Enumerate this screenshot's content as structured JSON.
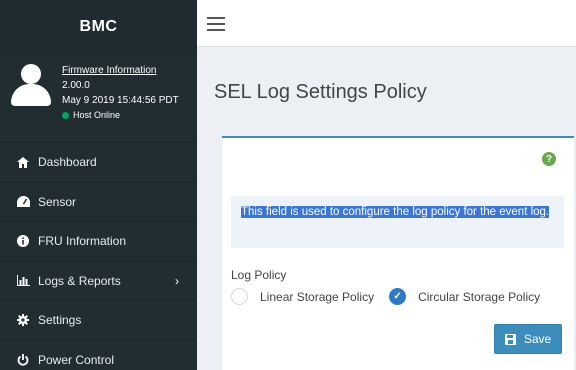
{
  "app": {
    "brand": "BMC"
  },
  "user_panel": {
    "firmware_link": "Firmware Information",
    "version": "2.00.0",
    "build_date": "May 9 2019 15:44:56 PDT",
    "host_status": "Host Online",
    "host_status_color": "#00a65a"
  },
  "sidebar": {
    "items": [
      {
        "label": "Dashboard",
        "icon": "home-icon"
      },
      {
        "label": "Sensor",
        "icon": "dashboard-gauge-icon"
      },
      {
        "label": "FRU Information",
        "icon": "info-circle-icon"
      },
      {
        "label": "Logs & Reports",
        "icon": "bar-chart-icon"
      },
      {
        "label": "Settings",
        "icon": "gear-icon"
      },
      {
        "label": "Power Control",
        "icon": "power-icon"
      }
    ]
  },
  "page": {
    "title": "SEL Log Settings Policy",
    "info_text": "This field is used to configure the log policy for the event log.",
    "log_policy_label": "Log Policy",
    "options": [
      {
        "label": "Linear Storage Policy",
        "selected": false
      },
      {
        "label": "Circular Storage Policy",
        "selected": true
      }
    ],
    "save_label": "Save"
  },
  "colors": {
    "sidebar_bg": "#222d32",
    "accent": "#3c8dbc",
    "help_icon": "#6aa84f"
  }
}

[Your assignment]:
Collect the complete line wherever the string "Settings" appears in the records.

[Your solution]:
        "label": "Settings",
    "title": "SEL Log Settings Policy",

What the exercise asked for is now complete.